=== EXTRACTED RECORDS ===
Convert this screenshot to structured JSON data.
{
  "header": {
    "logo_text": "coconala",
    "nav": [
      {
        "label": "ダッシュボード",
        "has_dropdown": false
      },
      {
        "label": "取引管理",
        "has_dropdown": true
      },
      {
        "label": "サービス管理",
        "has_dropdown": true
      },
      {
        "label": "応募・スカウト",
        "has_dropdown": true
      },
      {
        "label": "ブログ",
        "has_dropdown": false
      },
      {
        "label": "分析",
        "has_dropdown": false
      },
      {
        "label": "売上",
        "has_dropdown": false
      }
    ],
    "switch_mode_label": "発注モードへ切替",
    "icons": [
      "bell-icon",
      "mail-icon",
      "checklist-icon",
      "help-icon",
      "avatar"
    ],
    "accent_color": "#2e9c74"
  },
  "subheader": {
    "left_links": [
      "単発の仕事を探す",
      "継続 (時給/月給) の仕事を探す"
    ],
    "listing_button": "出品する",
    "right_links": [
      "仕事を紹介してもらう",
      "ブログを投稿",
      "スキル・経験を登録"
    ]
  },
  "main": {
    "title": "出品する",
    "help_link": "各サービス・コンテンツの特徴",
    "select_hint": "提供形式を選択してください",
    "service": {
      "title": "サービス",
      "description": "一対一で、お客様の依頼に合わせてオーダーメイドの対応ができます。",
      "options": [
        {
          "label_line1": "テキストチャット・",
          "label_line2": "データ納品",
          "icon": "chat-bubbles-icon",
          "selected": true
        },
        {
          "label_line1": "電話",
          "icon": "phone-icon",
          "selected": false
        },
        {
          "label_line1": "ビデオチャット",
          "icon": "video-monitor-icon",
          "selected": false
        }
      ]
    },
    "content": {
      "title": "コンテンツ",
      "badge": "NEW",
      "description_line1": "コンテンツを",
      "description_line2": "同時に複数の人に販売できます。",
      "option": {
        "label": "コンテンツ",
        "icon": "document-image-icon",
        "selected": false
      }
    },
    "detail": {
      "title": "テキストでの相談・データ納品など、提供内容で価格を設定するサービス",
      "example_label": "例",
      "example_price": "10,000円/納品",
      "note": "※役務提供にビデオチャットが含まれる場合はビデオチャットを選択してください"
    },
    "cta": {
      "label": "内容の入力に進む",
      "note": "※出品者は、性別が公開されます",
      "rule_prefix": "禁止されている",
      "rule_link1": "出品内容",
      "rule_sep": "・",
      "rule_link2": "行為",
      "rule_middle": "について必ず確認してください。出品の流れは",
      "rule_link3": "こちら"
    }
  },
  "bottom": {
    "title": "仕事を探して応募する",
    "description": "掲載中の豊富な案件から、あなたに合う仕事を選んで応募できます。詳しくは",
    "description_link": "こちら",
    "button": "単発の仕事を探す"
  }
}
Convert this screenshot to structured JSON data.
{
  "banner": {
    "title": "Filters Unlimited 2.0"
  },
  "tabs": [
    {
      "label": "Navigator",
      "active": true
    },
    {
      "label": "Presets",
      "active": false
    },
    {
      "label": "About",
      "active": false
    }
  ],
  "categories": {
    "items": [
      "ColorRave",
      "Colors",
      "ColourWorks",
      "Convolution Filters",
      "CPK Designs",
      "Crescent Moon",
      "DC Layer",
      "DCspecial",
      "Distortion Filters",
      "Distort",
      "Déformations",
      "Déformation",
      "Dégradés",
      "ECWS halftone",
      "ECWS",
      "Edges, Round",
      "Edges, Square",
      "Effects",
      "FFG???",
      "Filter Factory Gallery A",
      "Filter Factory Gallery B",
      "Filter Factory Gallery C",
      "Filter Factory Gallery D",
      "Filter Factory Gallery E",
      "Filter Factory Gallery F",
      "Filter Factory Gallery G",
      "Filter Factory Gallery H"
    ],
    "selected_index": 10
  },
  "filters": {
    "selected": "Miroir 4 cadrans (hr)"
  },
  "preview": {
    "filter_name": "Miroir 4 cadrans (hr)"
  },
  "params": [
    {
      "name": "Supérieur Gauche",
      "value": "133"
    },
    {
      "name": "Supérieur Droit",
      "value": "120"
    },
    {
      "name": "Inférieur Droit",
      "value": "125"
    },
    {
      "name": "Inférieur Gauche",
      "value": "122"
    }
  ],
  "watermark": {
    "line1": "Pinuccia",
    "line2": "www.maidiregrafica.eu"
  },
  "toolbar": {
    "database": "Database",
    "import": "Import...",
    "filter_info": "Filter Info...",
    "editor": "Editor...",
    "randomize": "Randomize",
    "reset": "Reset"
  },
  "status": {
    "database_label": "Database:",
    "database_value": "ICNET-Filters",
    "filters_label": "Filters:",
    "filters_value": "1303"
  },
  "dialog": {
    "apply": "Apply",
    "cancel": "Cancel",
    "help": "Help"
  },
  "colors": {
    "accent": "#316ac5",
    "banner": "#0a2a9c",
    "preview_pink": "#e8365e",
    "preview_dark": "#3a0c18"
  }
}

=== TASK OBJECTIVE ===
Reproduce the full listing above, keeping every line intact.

=== EXERCISE SOLUTION ===
Convert this screenshot to structured JSON data.
{
  "header": {
    "logo_text": "coconala",
    "nav": [
      {
        "label": "ダッシュボード",
        "has_dropdown": false
      },
      {
        "label": "取引管理",
        "has_dropdown": true
      },
      {
        "label": "サービス管理",
        "has_dropdown": true
      },
      {
        "label": "応募・スカウト",
        "has_dropdown": true
      },
      {
        "label": "ブログ",
        "has_dropdown": false
      },
      {
        "label": "分析",
        "has_dropdown": false
      },
      {
        "label": "売上",
        "has_dropdown": false
      }
    ],
    "switch_mode_label": "発注モードへ切替",
    "icons": [
      "bell-icon",
      "mail-icon",
      "checklist-icon",
      "help-icon",
      "avatar"
    ],
    "accent_color": "#2e9c74"
  },
  "subheader": {
    "left_links": [
      "単発の仕事を探す",
      "継続 (時給/月給) の仕事を探す"
    ],
    "listing_button": "出品する",
    "right_links": [
      "仕事を紹介してもらう",
      "ブログを投稿",
      "スキル・経験を登録"
    ]
  },
  "main": {
    "title": "出品する",
    "help_link": "各サービス・コンテンツの特徴",
    "select_hint": "提供形式を選択してください",
    "service": {
      "title": "サービス",
      "description": "一対一で、お客様の依頼に合わせてオーダーメイドの対応ができます。",
      "options": [
        {
          "label_line1": "テキストチャット・",
          "label_line2": "データ納品",
          "icon": "chat-bubbles-icon",
          "selected": true
        },
        {
          "label_line1": "電話",
          "icon": "phone-icon",
          "selected": false
        },
        {
          "label_line1": "ビデオチャット",
          "icon": "video-monitor-icon",
          "selected": false
        }
      ]
    },
    "content": {
      "title": "コンテンツ",
      "badge": "NEW",
      "description_line1": "コンテンツを",
      "description_line2": "同時に複数の人に販売できます。",
      "option": {
        "label": "コンテンツ",
        "icon": "document-image-icon",
        "selected": false
      }
    },
    "detail": {
      "title": "テキストでの相談・データ納品など、提供内容で価格を設定するサービス",
      "example_label": "例",
      "example_price": "10,000円/納品",
      "note": "※役務提供にビデオチャットが含まれる場合はビデオチャットを選択してください"
    },
    "cta": {
      "label": "内容の入力に進む",
      "note": "※出品者は、性別が公開されます",
      "rule_prefix": "禁止されている",
      "rule_link1": "出品内容",
      "rule_sep": "・",
      "rule_link2": "行為",
      "rule_middle": "について必ず確認してください。出品の流れは",
      "rule_link3": "こちら"
    }
  },
  "bottom": {
    "title": "仕事を探して応募する",
    "description": "掲載中の豊富な案件から、あなたに合う仕事を選んで応募できます。詳しくは",
    "description_link": "こちら",
    "button": "単発の仕事を探す"
  }
}
Convert this screenshot to structured JSON data.
{
  "banner": {
    "title": "Filters Unlimited 2.0"
  },
  "tabs": [
    {
      "label": "Navigator",
      "active": true
    },
    {
      "label": "Presets",
      "active": false
    },
    {
      "label": "About",
      "active": false
    }
  ],
  "categories": {
    "items": [
      "ColorRave",
      "Colors",
      "ColourWorks",
      "Convolution Filters",
      "CPK Designs",
      "Crescent Moon",
      "DC Layer",
      "DCspecial",
      "Distortion Filters",
      "Distort",
      "Déformations",
      "Déformation",
      "Dégradés",
      "ECWS halftone",
      "ECWS",
      "Edges, Round",
      "Edges, Square",
      "Effects",
      "FFG???",
      "Filter Factory Gallery A",
      "Filter Factory Gallery B",
      "Filter Factory Gallery C",
      "Filter Factory Gallery D",
      "Filter Factory Gallery E",
      "Filter Factory Gallery F",
      "Filter Factory Gallery G",
      "Filter Factory Gallery H"
    ],
    "selected_index": 10
  },
  "filters": {
    "selected": "Miroir 4 cadrans (hr)"
  },
  "preview": {
    "filter_name": "Miroir 4 cadrans (hr)"
  },
  "params": [
    {
      "name": "Supérieur Gauche",
      "value": "133"
    },
    {
      "name": "Supérieur Droit",
      "value": "120"
    },
    {
      "name": "Inférieur Droit",
      "value": "125"
    },
    {
      "name": "Inférieur Gauche",
      "value": "122"
    }
  ],
  "watermark": {
    "line1": "Pinuccia",
    "line2": "www.maidiregrafica.eu"
  },
  "toolbar": {
    "database": "Database",
    "import": "Import...",
    "filter_info": "Filter Info...",
    "editor": "Editor...",
    "randomize": "Randomize",
    "reset": "Reset"
  },
  "status": {
    "database_label": "Database:",
    "database_value": "ICNET-Filters",
    "filters_label": "Filters:",
    "filters_value": "1303"
  },
  "dialog": {
    "apply": "Apply",
    "cancel": "Cancel",
    "help": "Help"
  },
  "colors": {
    "accent": "#316ac5",
    "banner": "#0a2a9c",
    "preview_pink": "#e8365e",
    "preview_dark": "#3a0c18"
  }
}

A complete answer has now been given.